These are start-ups that punch well above their weight, driving more jobs and growth pound for pound than any other organization and hence why they are so important to economic success overall.
This important factor is reported here on Action Canada and also covered in the media, like Globe and Mail and the Financial Post, and also on the NCA, and the report concludes that Canada is falling short of producing enough of them.
They are so important to the Canadian innovation story because they have a strong ability and focus on rapid prototyping and breakthrough product innovations, quickly bringing these disruptive services to high-growth markets.
They are young firms who are pioneering disruptive business models, with the potential to “transform industries through novel technologies or business models”. ”If Canada is to increase its global competitiveness, its economy will need to move up the global value chain into higher levels of innovation-based production.”
This type of ecosystem is known as a ‘cluster’, an industry grouping of similar organizations pooling their resources for collective success, and it’s very nicely described in this presentation from one of Canada’s leading providers in this high-growth tech industry, Rackforce -
Download: The Canadian Cloud Ecosystem (large PDF)
Our goal is to combine this type of thought leadership, with other equally powerful ideas, for example what Cisco call a ‘Next Generation Cluster‘, a framework for how the original cluster model from Michael Porter can be upgraded through new Cloud 2.0 technologies. Naturally Cisco suggest their own but the model recommendations aren’t tied to them, so it’s actually a very smart piece.
The central idea is the fundamentally clusters are geographically-centric, like Waterloo in Canada growing around RIM, or the Oceans Technology focus in Newfoundland. A lot of this is obviously tied to the level of Government funding it – The Newfoundland Provincial Govt in the case of this latter example.

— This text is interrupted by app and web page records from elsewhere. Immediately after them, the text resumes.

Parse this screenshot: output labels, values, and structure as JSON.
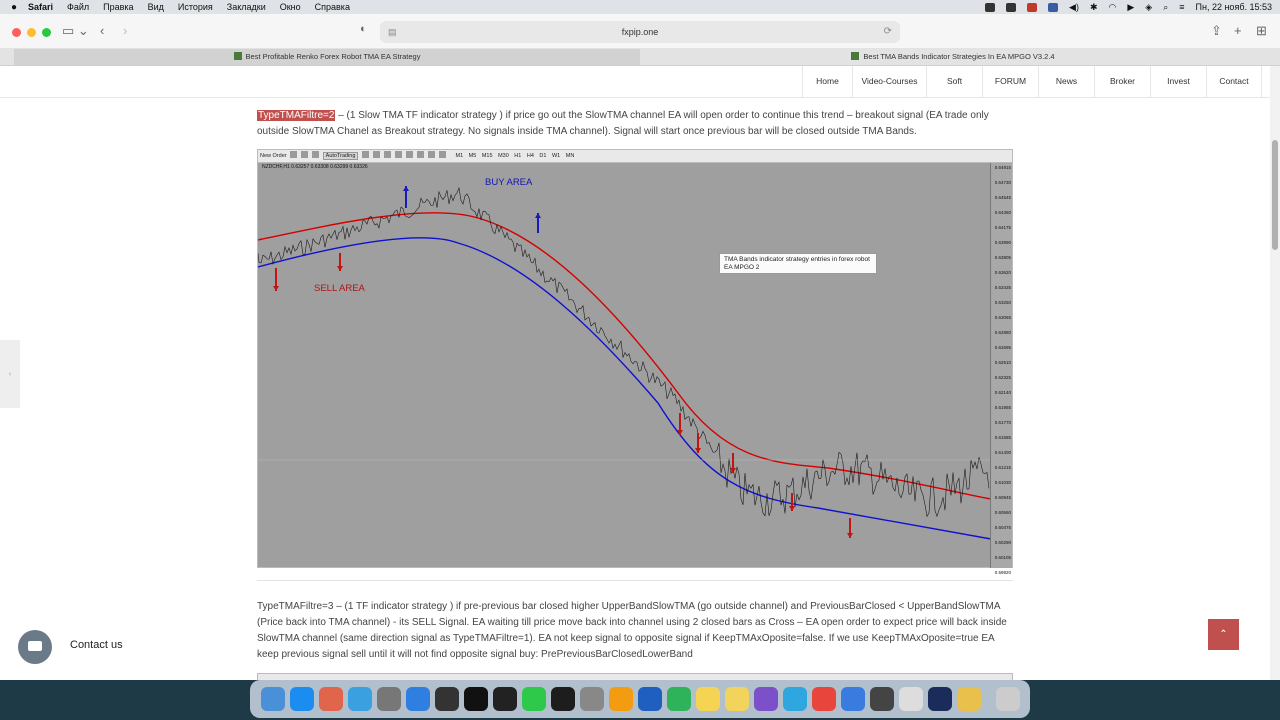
{
  "menubar": {
    "app": "Safari",
    "items": [
      "Файл",
      "Правка",
      "Вид",
      "История",
      "Закладки",
      "Окно",
      "Справка"
    ],
    "clock": "Пн, 22 нояб.  15:53"
  },
  "browser": {
    "address": "fxpip.one",
    "tabs": [
      {
        "label": "Best Profitable Renko Forex Robot TMA EA Strategy",
        "active": true
      },
      {
        "label": "Best TMA Bands Indicator Strategies In EA MPGO V3.2.4",
        "active": false
      }
    ]
  },
  "site_nav": {
    "items": [
      "Home",
      "Video-Courses",
      "Soft",
      "FORUM",
      "News",
      "Broker",
      "Invest",
      "Contact"
    ]
  },
  "article": {
    "para1_highlight": "TypeTMAFiltre=2",
    "para1_text": " – (1 Slow TMA TF indicator strategy ) if price go out the SlowTMA channel EA will open order to continue this trend – breakout signal (EA trade only outside SlowTMA Chanel as Breakout strategy. No signals inside TMA channel). Signal will start once previous bar will be closed outside TMA Bands.",
    "para2_text": "TypeTMAFiltre=3 – (1 TF indicator strategy ) if pre-previous bar closed higher UpperBandSlowTMA (go outside channel) and PreviousBarClosed < UpperBandSlowTMA (Price back into TMA channel) - its SELL Signal. EA waiting till price move back into channel using 2 closed bars as Cross – EA open order to expect price will back inside SlowTMA channel (same direction signal as TypeTMAFiltre=1). EA not keep signal to opposite signal if KeepTMAxOposite=false. If we use KeepTMAxOposite=true EA keep previous signal sell until it will not find opposite signal buy: PrePreviousBarClosedLowerBand"
  },
  "chart": {
    "toolbar_text": "New Order",
    "autotrading": "AutoTrading",
    "timeframes": [
      "M1",
      "M5",
      "M15",
      "M30",
      "H1",
      "H4",
      "D1",
      "W1",
      "MN"
    ],
    "symbol_info": "NZDCHF,H1  0.63257 0.63308 0.63299 0.63326",
    "buy_label": "BUY AREA",
    "sell_label": "SELL AREA",
    "tooltip": "TMA Bands indicator strategy entries in forex robot EA MPGO 2",
    "price_scale": [
      "0.64915",
      "0.64730",
      "0.64545",
      "0.64360",
      "0.64175",
      "0.63990",
      "0.63805",
      "0.63620",
      "0.63435",
      "0.63250",
      "0.63065",
      "0.62880",
      "0.62695",
      "0.62510",
      "0.62325",
      "0.62140",
      "0.61955",
      "0.61770",
      "0.61585",
      "0.61400",
      "0.61215",
      "0.61030",
      "0.60845",
      "0.60660",
      "0.60475",
      "0.60290",
      "0.60105",
      "0.59920"
    ],
    "colors": {
      "upper_band": "#d40000",
      "lower_band": "#1010d0",
      "price": "#1a1a1a",
      "background": "#9f9f9f"
    }
  },
  "widgets": {
    "contact_label": "Contact us",
    "to_top": "⌃"
  }
}
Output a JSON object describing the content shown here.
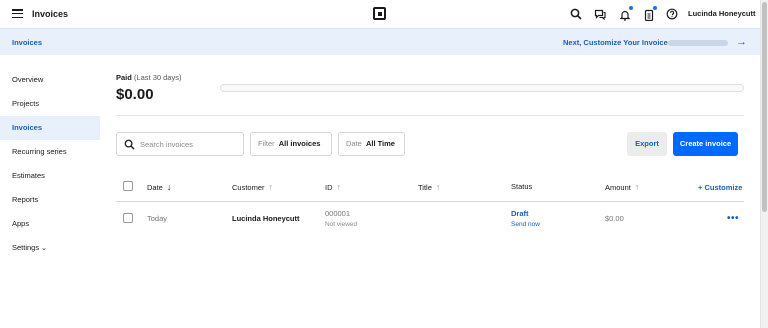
{
  "topbar": {
    "title": "Invoices",
    "user_name": "Lucinda Honeycutt"
  },
  "banner": {
    "breadcrumb": "Invoices",
    "next_step": "Next, Customize Your Invoice"
  },
  "sidebar": {
    "items": [
      {
        "label": "Overview"
      },
      {
        "label": "Projects"
      },
      {
        "label": "Invoices",
        "active": true
      },
      {
        "label": "Recurring series"
      },
      {
        "label": "Estimates"
      },
      {
        "label": "Reports"
      },
      {
        "label": "Apps"
      },
      {
        "label": "Settings"
      }
    ]
  },
  "summary": {
    "paid_label": "Paid",
    "paid_period": "(Last 30 days)",
    "paid_amount": "$0.00"
  },
  "toolbar": {
    "search_placeholder": "Search invoices",
    "filter_label": "Filter",
    "filter_value": "All invoices",
    "date_label": "Date",
    "date_value": "All Time",
    "export_label": "Export",
    "create_label": "Create invoice"
  },
  "table": {
    "columns": [
      "Date",
      "Customer",
      "ID",
      "Title",
      "Status",
      "Amount"
    ],
    "customize_label": "+ Customize",
    "rows": [
      {
        "date": "Today",
        "customer": "Lucinda Honeycutt",
        "id": "000001",
        "id_sub": "Not viewed",
        "title": "",
        "status": "Draft",
        "status_action": "Send now",
        "amount": "$0.00"
      }
    ]
  },
  "colors": {
    "accent": "#006aff",
    "link": "#1a5fb4",
    "banner_bg": "#e8f0fb"
  },
  "icons": [
    "menu-icon",
    "square-logo-icon",
    "search-icon",
    "chat-icon",
    "bell-icon",
    "clipboard-icon",
    "help-icon",
    "arrow-right-icon",
    "sort-arrow-icon",
    "more-icon"
  ]
}
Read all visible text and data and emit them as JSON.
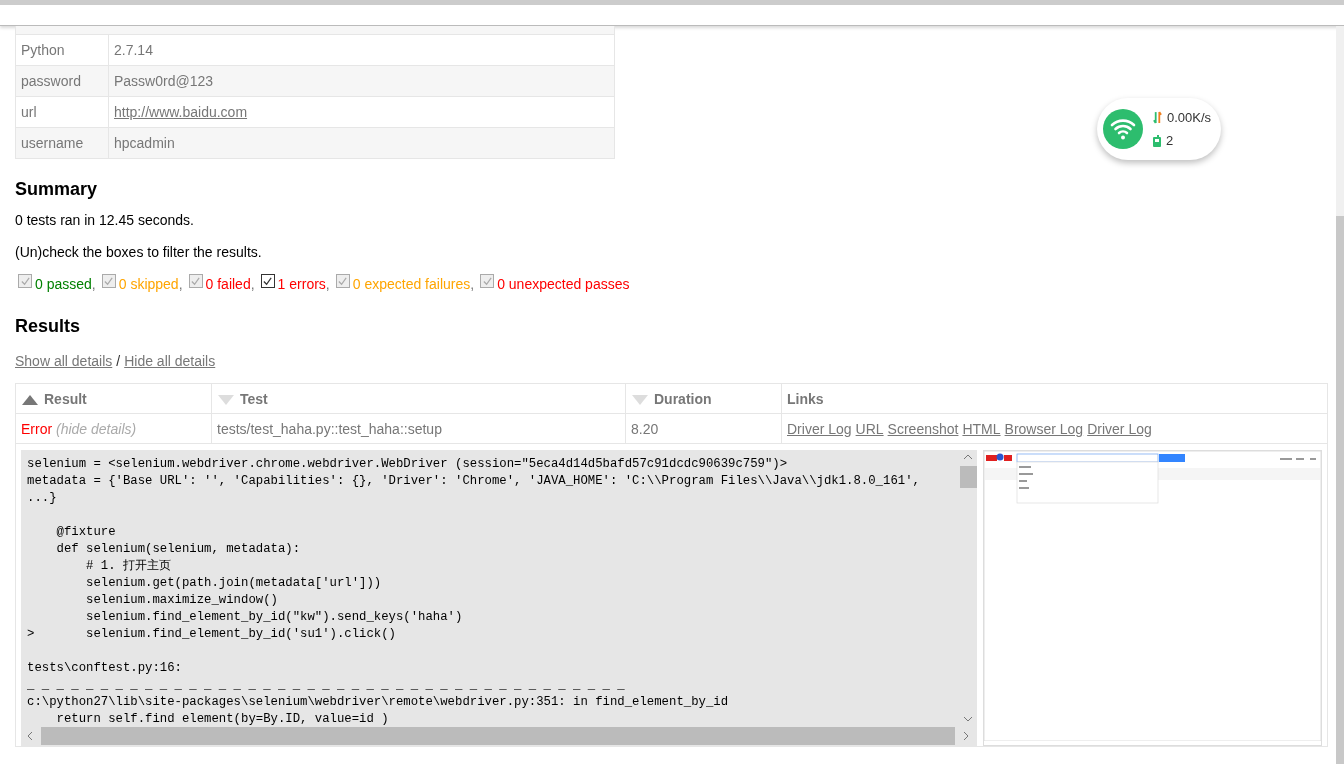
{
  "environment": [
    {
      "key": "Python",
      "value": "2.7.14",
      "link": false
    },
    {
      "key": "password",
      "value": "Passw0rd@123",
      "link": false
    },
    {
      "key": "url",
      "value": "http://www.baidu.com",
      "link": true
    },
    {
      "key": "username",
      "value": "hpcadmin",
      "link": false
    }
  ],
  "summary": {
    "title": "Summary",
    "ran": "0 tests ran in 12.45 seconds.",
    "hint": "(Un)check the boxes to filter the results.",
    "filters": [
      {
        "label": "0 passed",
        "suffix": ",",
        "checked": true,
        "disabled": true,
        "color": "#008000"
      },
      {
        "label": "0 skipped",
        "suffix": ",",
        "checked": true,
        "disabled": true,
        "color": "#ffa500"
      },
      {
        "label": "0 failed",
        "suffix": ",",
        "checked": true,
        "disabled": true,
        "color": "#ff0000"
      },
      {
        "label": "1 errors",
        "suffix": ",",
        "checked": true,
        "disabled": false,
        "color": "#ff0000"
      },
      {
        "label": "0 expected failures",
        "suffix": ",",
        "checked": true,
        "disabled": true,
        "color": "#ffa500"
      },
      {
        "label": "0 unexpected passes",
        "checked": true,
        "disabled": true,
        "color": "#ff0000"
      }
    ]
  },
  "results": {
    "title": "Results",
    "show_all": "Show all details",
    "separator": "/",
    "hide_all": "Hide all details",
    "columns": [
      {
        "label": "Result",
        "sorted": true
      },
      {
        "label": "Test",
        "sorted": false
      },
      {
        "label": "Duration",
        "sorted": false
      },
      {
        "label": "Links"
      }
    ],
    "rows": [
      {
        "result": "Error",
        "toggle": "(hide details)",
        "test": "tests/test_haha.py::test_haha::setup",
        "duration": "8.20",
        "links": [
          "Driver Log",
          "URL",
          "Screenshot",
          "HTML",
          "Browser Log",
          "Driver Log"
        ],
        "log": [
          [
            "selenium = <selenium.webdriver.chrome.webdriver.WebDriver (session=\"5eca4d14d5bafd57c91dcdc90639c759\")>",
            "metadata = {'Base URL': '', 'Capabilities': {}, 'Driver': 'Chrome', 'JAVA_HOME': 'C:\\\\Program Files\\\\Java\\\\jdk1.8.0_161',",
            "...}"
          ],
          [
            "    @fixture",
            "    def selenium(selenium, metadata):",
            "        # 1. 打开主页",
            "        selenium.get(path.join(metadata['url']))",
            "        selenium.maximize_window()",
            "        selenium.find_element_by_id(\"kw\").send_keys('haha')",
            ">       selenium.find_element_by_id('su1').click()"
          ],
          [
            "tests\\conftest.py:16:",
            "_ _ _ _ _ _ _ _ _ _ _ _ _ _ _ _ _ _ _ _ _ _ _ _ _ _ _ _ _ _ _ _ _ _ _ _ _ _ _ _ _",
            "c:\\python27\\lib\\site-packages\\selenium\\webdriver\\remote\\webdriver.py:351: in find_element_by_id",
            "    return self.find element(by=By.ID, value=id )"
          ]
        ]
      }
    ]
  },
  "network_widget": {
    "speed": "0.00K/s",
    "count": "2"
  }
}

Cisco propose that through the use of social collaboration technologies you can enhance the principle another level, with the fundamental shift being an expansion to a virtual community-centric approach, rather than a geographic organizing dynamic.